There were some limitations to this study. Several variables that could have improved matching to NDI were not used or were unavailable or were very limited at the time of submission including: self-reported race and ethnicity, father’s surname, state of birth and marital status. There may have also been deaths missed due to a reporting lag by the states to NDI. Further, a review of death certificates would have been more definitive for the questionable matches. The primary strengths of this study were the large sample size, a diverse population and the ability to identify key identifiers for high scoring matches to NDI. We also demonstrated that imputed (and self-reported) race and ethnicity is correlated with missing SSN and that both race and ethnicity and sex (directly or indirectly through surname) impact matching to NDI.


In conclusion, NDI complements other sources of death data and provides increased information on vital status and cause of death. Other researchers using NDI data may benefit from a comparison group of known deaths either from SSA or a manual validation of internal data. At our institution, for records with a deceased vital status that had scores above the cut-off, over 90% matched on at least 7 digits of the SSN. However, it is important to investigate quality control measures by NDI class and matching variables, particularly for people missing SSN or with specific ethnic backgrounds. This validation step is essential to ensure the accuracy of the NDI best match algorithm and to obtain the maximum return on data submitted to NDI.

Data availability statement

No data are available. The datasets generated and/or analysed during the current study contain protected health information and are not publicly available. Programming code is available from the corresponding author on reasonable request.

Ethics statements

Patient consent for publication

Ethics approval

This study involves human participants and was approved by Kaiser Permanente Mid-Atlantic States Institutional Review Board (#1284326). Consent to participate was waived by the IRB.


We would like to thank Luther Scott (Kaiser Permanente, Portland, Oregon) for updating imputed race and ethnicity probabilities for all KPMAS members. An abstract was accepted and published for the 2020 Health Care Systems Research Network annual meeting.

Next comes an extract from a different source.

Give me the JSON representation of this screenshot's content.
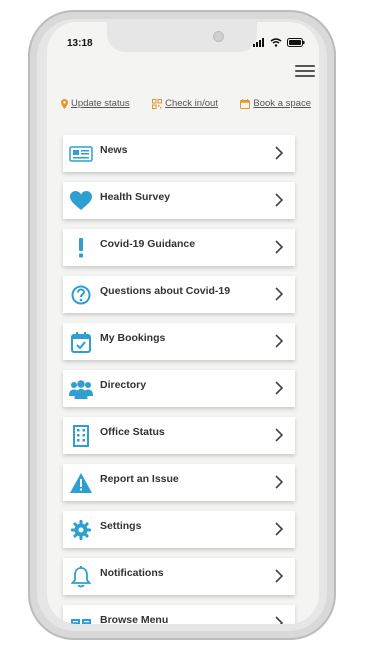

Supplementary materials

  • Supplementary Data

    This web only file has been produced by the BMJ Publishing Group from an electronic file supplied by the author(s) and has not been edited for content.


  • Contributors MT-M, guarantor, wrote the manuscript and led analysis plan. SSB, AJD and ESW analysed and interpreted the patient data. All authors were involved in the conceptual design and acquisition of the data. All authors read, edited and approved the final manuscript.

  • Funding This work was supported by the Kaiser Permanente Mid-Atlantic States Community Benefits Program (RNG210864).

  • Competing interests None declared.

  • Provenance and peer review Not commissioned; externally peer reviewed.

  • Supplemental material This content has been supplied by the author(s). It has not been vetted by BMJ Publishing Group Limited (BMJ) and may not have been peer-reviewed. Any opinions or recommendations discussed are solely those of the author(s) and are not endorsed by BMJ. BMJ disclaims all liability and responsibility arising from any reliance placed on the content. Where the content includes any translated material, BMJ does not warrant the accuracy and reliability of the translations (including but not limited to local regulations, clinical guidelines, terminology, drug names and drug dosages), and is not responsible for any error and/or omissions arising from translation and adaptation or otherwise.